## ASSIGNMENT
A verbatim reproduction of all the entries is needed.
'''
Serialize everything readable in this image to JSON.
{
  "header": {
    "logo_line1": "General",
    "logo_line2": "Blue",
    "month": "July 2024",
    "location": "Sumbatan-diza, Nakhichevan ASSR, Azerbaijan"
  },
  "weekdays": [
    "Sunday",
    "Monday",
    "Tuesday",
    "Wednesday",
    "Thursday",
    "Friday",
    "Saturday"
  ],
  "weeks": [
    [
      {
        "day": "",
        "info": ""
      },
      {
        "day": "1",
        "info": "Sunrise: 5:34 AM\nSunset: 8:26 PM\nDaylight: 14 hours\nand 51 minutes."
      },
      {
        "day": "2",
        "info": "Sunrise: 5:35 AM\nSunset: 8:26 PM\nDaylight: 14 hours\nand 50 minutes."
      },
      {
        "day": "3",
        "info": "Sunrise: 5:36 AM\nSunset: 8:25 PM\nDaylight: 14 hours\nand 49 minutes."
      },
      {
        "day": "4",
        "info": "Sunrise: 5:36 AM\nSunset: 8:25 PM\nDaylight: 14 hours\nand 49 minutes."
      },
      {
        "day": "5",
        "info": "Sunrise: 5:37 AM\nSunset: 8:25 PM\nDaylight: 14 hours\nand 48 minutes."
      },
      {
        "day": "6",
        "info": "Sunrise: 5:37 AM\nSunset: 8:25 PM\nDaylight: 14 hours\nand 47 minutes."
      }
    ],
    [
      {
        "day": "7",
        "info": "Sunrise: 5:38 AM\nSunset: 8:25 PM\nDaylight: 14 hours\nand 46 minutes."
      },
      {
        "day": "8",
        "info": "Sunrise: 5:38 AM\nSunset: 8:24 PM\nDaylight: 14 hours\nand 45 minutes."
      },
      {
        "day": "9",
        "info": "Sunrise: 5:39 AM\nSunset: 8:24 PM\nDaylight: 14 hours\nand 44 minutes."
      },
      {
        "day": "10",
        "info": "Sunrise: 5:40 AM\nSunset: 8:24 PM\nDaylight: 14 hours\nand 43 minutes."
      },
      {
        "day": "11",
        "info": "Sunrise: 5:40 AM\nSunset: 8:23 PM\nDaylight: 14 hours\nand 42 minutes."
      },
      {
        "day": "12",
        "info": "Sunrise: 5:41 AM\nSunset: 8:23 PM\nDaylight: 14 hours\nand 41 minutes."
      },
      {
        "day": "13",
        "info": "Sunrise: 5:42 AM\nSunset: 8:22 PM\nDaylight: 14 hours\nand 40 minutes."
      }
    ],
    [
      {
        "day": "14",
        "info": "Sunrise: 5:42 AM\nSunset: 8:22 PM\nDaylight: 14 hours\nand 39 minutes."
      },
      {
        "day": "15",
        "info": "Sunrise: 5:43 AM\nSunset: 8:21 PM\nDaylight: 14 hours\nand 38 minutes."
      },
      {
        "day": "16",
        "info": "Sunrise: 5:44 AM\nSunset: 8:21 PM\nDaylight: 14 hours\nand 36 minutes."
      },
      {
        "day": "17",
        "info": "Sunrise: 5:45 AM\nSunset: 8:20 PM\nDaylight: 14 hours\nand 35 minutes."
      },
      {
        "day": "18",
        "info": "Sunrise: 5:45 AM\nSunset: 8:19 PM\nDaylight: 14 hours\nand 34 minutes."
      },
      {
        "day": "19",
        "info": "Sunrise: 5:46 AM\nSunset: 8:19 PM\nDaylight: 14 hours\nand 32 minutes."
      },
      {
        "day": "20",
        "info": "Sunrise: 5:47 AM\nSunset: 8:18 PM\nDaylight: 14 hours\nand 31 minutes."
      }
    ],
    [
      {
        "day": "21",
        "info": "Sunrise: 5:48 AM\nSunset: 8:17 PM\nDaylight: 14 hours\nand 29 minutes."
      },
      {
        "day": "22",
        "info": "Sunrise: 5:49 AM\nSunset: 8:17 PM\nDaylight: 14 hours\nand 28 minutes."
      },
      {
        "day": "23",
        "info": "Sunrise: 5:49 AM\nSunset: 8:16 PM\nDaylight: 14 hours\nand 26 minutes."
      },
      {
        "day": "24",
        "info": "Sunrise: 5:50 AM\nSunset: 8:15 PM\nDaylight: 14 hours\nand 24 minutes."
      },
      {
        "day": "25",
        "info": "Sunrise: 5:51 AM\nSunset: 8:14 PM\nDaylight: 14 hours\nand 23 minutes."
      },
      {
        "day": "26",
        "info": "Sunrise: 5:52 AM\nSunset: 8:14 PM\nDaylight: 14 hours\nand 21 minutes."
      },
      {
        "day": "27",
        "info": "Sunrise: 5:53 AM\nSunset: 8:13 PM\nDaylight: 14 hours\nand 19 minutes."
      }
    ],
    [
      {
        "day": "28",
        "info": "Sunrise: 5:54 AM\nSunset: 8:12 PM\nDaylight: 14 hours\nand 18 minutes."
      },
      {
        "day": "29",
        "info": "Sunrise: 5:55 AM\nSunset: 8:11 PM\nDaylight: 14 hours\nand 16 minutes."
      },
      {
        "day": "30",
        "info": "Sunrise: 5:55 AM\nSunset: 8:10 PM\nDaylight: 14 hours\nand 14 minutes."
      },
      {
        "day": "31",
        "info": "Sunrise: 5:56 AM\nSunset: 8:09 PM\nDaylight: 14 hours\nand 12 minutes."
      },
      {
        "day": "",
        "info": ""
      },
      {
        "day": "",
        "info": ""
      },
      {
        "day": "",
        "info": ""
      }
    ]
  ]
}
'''
## EXPECTED ANSWER
Serialize everything readable in this image to JSON.
{
  "header": {
    "logo_line1": "General",
    "logo_line2": "Blue",
    "month": "July 2024",
    "location": "Sumbatan-diza, Nakhichevan ASSR, Azerbaijan"
  },
  "weekdays": [
    "Sunday",
    "Monday",
    "Tuesday",
    "Wednesday",
    "Thursday",
    "Friday",
    "Saturday"
  ],
  "weeks": [
    [
      {
        "day": "",
        "info": ""
      },
      {
        "day": "1",
        "info": "Sunrise: 5:34 AM\nSunset: 8:26 PM\nDaylight: 14 hours\nand 51 minutes."
      },
      {
        "day": "2",
        "info": "Sunrise: 5:35 AM\nSunset: 8:26 PM\nDaylight: 14 hours\nand 50 minutes."
      },
      {
        "day": "3",
        "info": "Sunrise: 5:36 AM\nSunset: 8:25 PM\nDaylight: 14 hours\nand 49 minutes."
      },
      {
        "day": "4",
        "info": "Sunrise: 5:36 AM\nSunset: 8:25 PM\nDaylight: 14 hours\nand 49 minutes."
      },
      {
        "day": "5",
        "info": "Sunrise: 5:37 AM\nSunset: 8:25 PM\nDaylight: 14 hours\nand 48 minutes."
      },
      {
        "day": "6",
        "info": "Sunrise: 5:37 AM\nSunset: 8:25 PM\nDaylight: 14 hours\nand 47 minutes."
      }
    ],
    [
      {
        "day": "7",
        "info": "Sunrise: 5:38 AM\nSunset: 8:25 PM\nDaylight: 14 hours\nand 46 minutes."
      },
      {
        "day": "8",
        "info": "Sunrise: 5:38 AM\nSunset: 8:24 PM\nDaylight: 14 hours\nand 45 minutes."
      },
      {
        "day": "9",
        "info": "Sunrise: 5:39 AM\nSunset: 8:24 PM\nDaylight: 14 hours\nand 44 minutes."
      },
      {
        "day": "10",
        "info": "Sunrise: 5:40 AM\nSunset: 8:24 PM\nDaylight: 14 hours\nand 43 minutes."
      },
      {
        "day": "11",
        "info": "Sunrise: 5:40 AM\nSunset: 8:23 PM\nDaylight: 14 hours\nand 42 minutes."
      },
      {
        "day": "12",
        "info": "Sunrise: 5:41 AM\nSunset: 8:23 PM\nDaylight: 14 hours\nand 41 minutes."
      },
      {
        "day": "13",
        "info": "Sunrise: 5:42 AM\nSunset: 8:22 PM\nDaylight: 14 hours\nand 40 minutes."
      }
    ],
    [
      {
        "day": "14",
        "info": "Sunrise: 5:42 AM\nSunset: 8:22 PM\nDaylight: 14 hours\nand 39 minutes."
      },
      {
        "day": "15",
        "info": "Sunrise: 5:43 AM\nSunset: 8:21 PM\nDaylight: 14 hours\nand 38 minutes."
      },
      {
        "day": "16",
        "info": "Sunrise: 5:44 AM\nSunset: 8:21 PM\nDaylight: 14 hours\nand 36 minutes."
      },
      {
        "day": "17",
        "info": "Sunrise: 5:45 AM\nSunset: 8:20 PM\nDaylight: 14 hours\nand 35 minutes."
      },
      {
        "day": "18",
        "info": "Sunrise: 5:45 AM\nSunset: 8:19 PM\nDaylight: 14 hours\nand 34 minutes."
      },
      {
        "day": "19",
        "info": "Sunrise: 5:46 AM\nSunset: 8:19 PM\nDaylight: 14 hours\nand 32 minutes."
      },
      {
        "day": "20",
        "info": "Sunrise: 5:47 AM\nSunset: 8:18 PM\nDaylight: 14 hours\nand 31 minutes."
      }
    ],
    [
      {
        "day": "21",
        "info": "Sunrise: 5:48 AM\nSunset: 8:17 PM\nDaylight: 14 hours\nand 29 minutes."
      },
      {
        "day": "22",
        "info": "Sunrise: 5:49 AM\nSunset: 8:17 PM\nDaylight: 14 hours\nand 28 minutes."
      },
      {
        "day": "23",
        "info": "Sunrise: 5:49 AM\nSunset: 8:16 PM\nDaylight: 14 hours\nand 26 minutes."
      },
      {
        "day": "24",
        "info": "Sunrise: 5:50 AM\nSunset: 8:15 PM\nDaylight: 14 hours\nand 24 minutes."
      },
      {
        "day": "25",
        "info": "Sunrise: 5:51 AM\nSunset: 8:14 PM\nDaylight: 14 hours\nand 23 minutes."
      },
      {
        "day": "26",
        "info": "Sunrise: 5:52 AM\nSunset: 8:14 PM\nDaylight: 14 hours\nand 21 minutes."
      },
      {
        "day": "27",
        "info": "Sunrise: 5:53 AM\nSunset: 8:13 PM\nDaylight: 14 hours\nand 19 minutes."
      }
    ],
    [
      {
        "day": "28",
        "info": "Sunrise: 5:54 AM\nSunset: 8:12 PM\nDaylight: 14 hours\nand 18 minutes."
      },
      {
        "day": "29",
        "info": "Sunrise: 5:55 AM\nSunset: 8:11 PM\nDaylight: 14 hours\nand 16 minutes."
      },
      {
        "day": "30",
        "info": "Sunrise: 5:55 AM\nSunset: 8:10 PM\nDaylight: 14 hours\nand 14 minutes."
      },
      {
        "day": "31",
        "info": "Sunrise: 5:56 AM\nSunset: 8:09 PM\nDaylight: 14 hours\nand 12 minutes."
      },
      {
        "day": "",
        "info": ""
      },
      {
        "day": "",
        "info": ""
      },
      {
        "day": "",
        "info": ""
      }
    ]
  ]
}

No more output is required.